Stored dataset items =>
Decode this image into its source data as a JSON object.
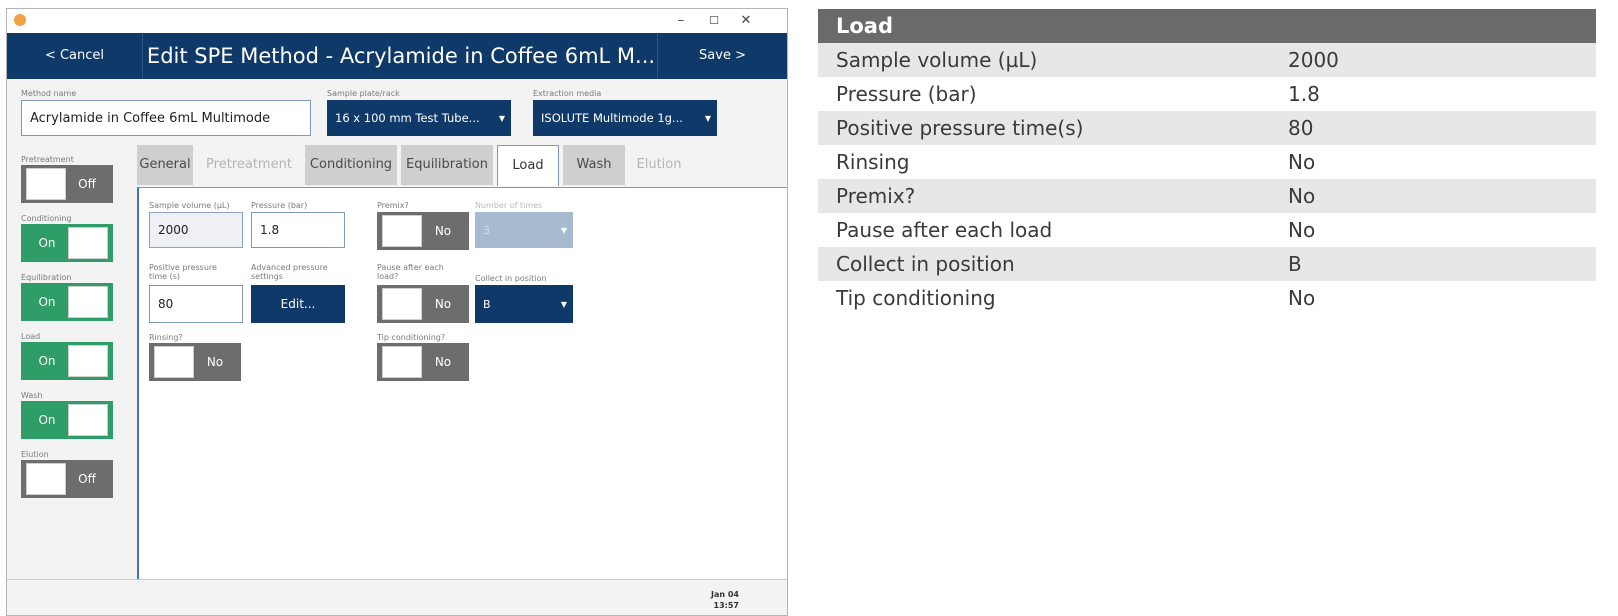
{
  "window": {
    "title": "Edit SPE Method - Acrylamide in Coffee 6mL M...",
    "cancel_label": "< Cancel",
    "save_label": "Save >",
    "minimize": "–",
    "maximize": "☐",
    "close": "✕"
  },
  "form": {
    "method_name_label": "Method name",
    "method_name_value": "Acrylamide in Coffee 6mL Multimode",
    "sample_plate_label": "Sample plate/rack",
    "sample_plate_value": "16 x 100 mm Test Tube...",
    "extraction_media_label": "Extraction media",
    "extraction_media_value": "ISOLUTE Multimode 1g..."
  },
  "steps": [
    {
      "label": "Pretreatment",
      "state": "Off"
    },
    {
      "label": "Conditioning",
      "state": "On"
    },
    {
      "label": "Equilibration",
      "state": "On"
    },
    {
      "label": "Load",
      "state": "On"
    },
    {
      "label": "Wash",
      "state": "On"
    },
    {
      "label": "Elution",
      "state": "Off"
    }
  ],
  "tabs": [
    {
      "label": "General"
    },
    {
      "label": "Pretreatment"
    },
    {
      "label": "Conditioning"
    },
    {
      "label": "Equilibration"
    },
    {
      "label": "Load"
    },
    {
      "label": "Wash"
    },
    {
      "label": "Elution"
    }
  ],
  "load_panel": {
    "sample_volume_label": "Sample volume (µL)",
    "sample_volume_value": "2000",
    "pressure_label": "Pressure (bar)",
    "pressure_value": "1.8",
    "premix_label": "Premix?",
    "premix_value": "No",
    "number_of_times_label": "Number of times",
    "number_of_times_value": "3",
    "positive_pressure_label_1": "Positive pressure",
    "positive_pressure_label_2": "time (s)",
    "positive_pressure_value": "80",
    "advanced_label_1": "Advanced pressure",
    "advanced_label_2": "settings",
    "edit_button": "Edit...",
    "pause_label_1": "Pause after each",
    "pause_label_2": "load?",
    "pause_value": "No",
    "collect_label": "Collect in position",
    "collect_value": "B",
    "rinsing_label": "Rinsing?",
    "rinsing_value": "No",
    "tip_label": "Tip conditioning?",
    "tip_value": "No"
  },
  "status": {
    "date": "Jan 04",
    "time": "13:57"
  },
  "summary": {
    "title": "Load",
    "rows": [
      {
        "key": "Sample volume (µL)",
        "value": "2000"
      },
      {
        "key": "Pressure (bar)",
        "value": "1.8"
      },
      {
        "key": "Positive pressure time(s)",
        "value": "80"
      },
      {
        "key": "Rinsing",
        "value": "No"
      },
      {
        "key": "Premix?",
        "value": "No"
      },
      {
        "key": "Pause after each load",
        "value": "No"
      },
      {
        "key": "Collect in position",
        "value": "B"
      },
      {
        "key": "Tip conditioning",
        "value": "No"
      }
    ]
  },
  "colors": {
    "navy": "#0f3968",
    "toggle_on": "#2f9d67",
    "toggle_off": "#6d6d6d",
    "table_header": "#6a6a6a",
    "row_shade": "#e7e7e7"
  }
}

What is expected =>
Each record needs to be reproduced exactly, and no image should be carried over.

Exercise response =>
Decode this image into its source data as a JSON object.
{
  "window": {
    "title": "Edit SPE Method - Acrylamide in Coffee 6mL M...",
    "cancel_label": "< Cancel",
    "save_label": "Save >",
    "minimize": "–",
    "maximize": "☐",
    "close": "✕"
  },
  "form": {
    "method_name_label": "Method name",
    "method_name_value": "Acrylamide in Coffee 6mL Multimode",
    "sample_plate_label": "Sample plate/rack",
    "sample_plate_value": "16 x 100 mm Test Tube...",
    "extraction_media_label": "Extraction media",
    "extraction_media_value": "ISOLUTE Multimode 1g..."
  },
  "steps": [
    {
      "label": "Pretreatment",
      "state": "Off"
    },
    {
      "label": "Conditioning",
      "state": "On"
    },
    {
      "label": "Equilibration",
      "state": "On"
    },
    {
      "label": "Load",
      "state": "On"
    },
    {
      "label": "Wash",
      "state": "On"
    },
    {
      "label": "Elution",
      "state": "Off"
    }
  ],
  "tabs": [
    {
      "label": "General"
    },
    {
      "label": "Pretreatment"
    },
    {
      "label": "Conditioning"
    },
    {
      "label": "Equilibration"
    },
    {
      "label": "Load"
    },
    {
      "label": "Wash"
    },
    {
      "label": "Elution"
    }
  ],
  "load_panel": {
    "sample_volume_label": "Sample volume (µL)",
    "sample_volume_value": "2000",
    "pressure_label": "Pressure (bar)",
    "pressure_value": "1.8",
    "premix_label": "Premix?",
    "premix_value": "No",
    "number_of_times_label": "Number of times",
    "number_of_times_value": "3",
    "positive_pressure_label_1": "Positive pressure",
    "positive_pressure_label_2": "time (s)",
    "positive_pressure_value": "80",
    "advanced_label_1": "Advanced pressure",
    "advanced_label_2": "settings",
    "edit_button": "Edit...",
    "pause_label_1": "Pause after each",
    "pause_label_2": "load?",
    "pause_value": "No",
    "collect_label": "Collect in position",
    "collect_value": "B",
    "rinsing_label": "Rinsing?",
    "rinsing_value": "No",
    "tip_label": "Tip conditioning?",
    "tip_value": "No"
  },
  "status": {
    "date": "Jan 04",
    "time": "13:57"
  },
  "summary": {
    "title": "Load",
    "rows": [
      {
        "key": "Sample volume (µL)",
        "value": "2000"
      },
      {
        "key": "Pressure (bar)",
        "value": "1.8"
      },
      {
        "key": "Positive pressure time(s)",
        "value": "80"
      },
      {
        "key": "Rinsing",
        "value": "No"
      },
      {
        "key": "Premix?",
        "value": "No"
      },
      {
        "key": "Pause after each load",
        "value": "No"
      },
      {
        "key": "Collect in position",
        "value": "B"
      },
      {
        "key": "Tip conditioning",
        "value": "No"
      }
    ]
  },
  "colors": {
    "navy": "#0f3968",
    "toggle_on": "#2f9d67",
    "toggle_off": "#6d6d6d",
    "table_header": "#6a6a6a",
    "row_shade": "#e7e7e7"
  }
}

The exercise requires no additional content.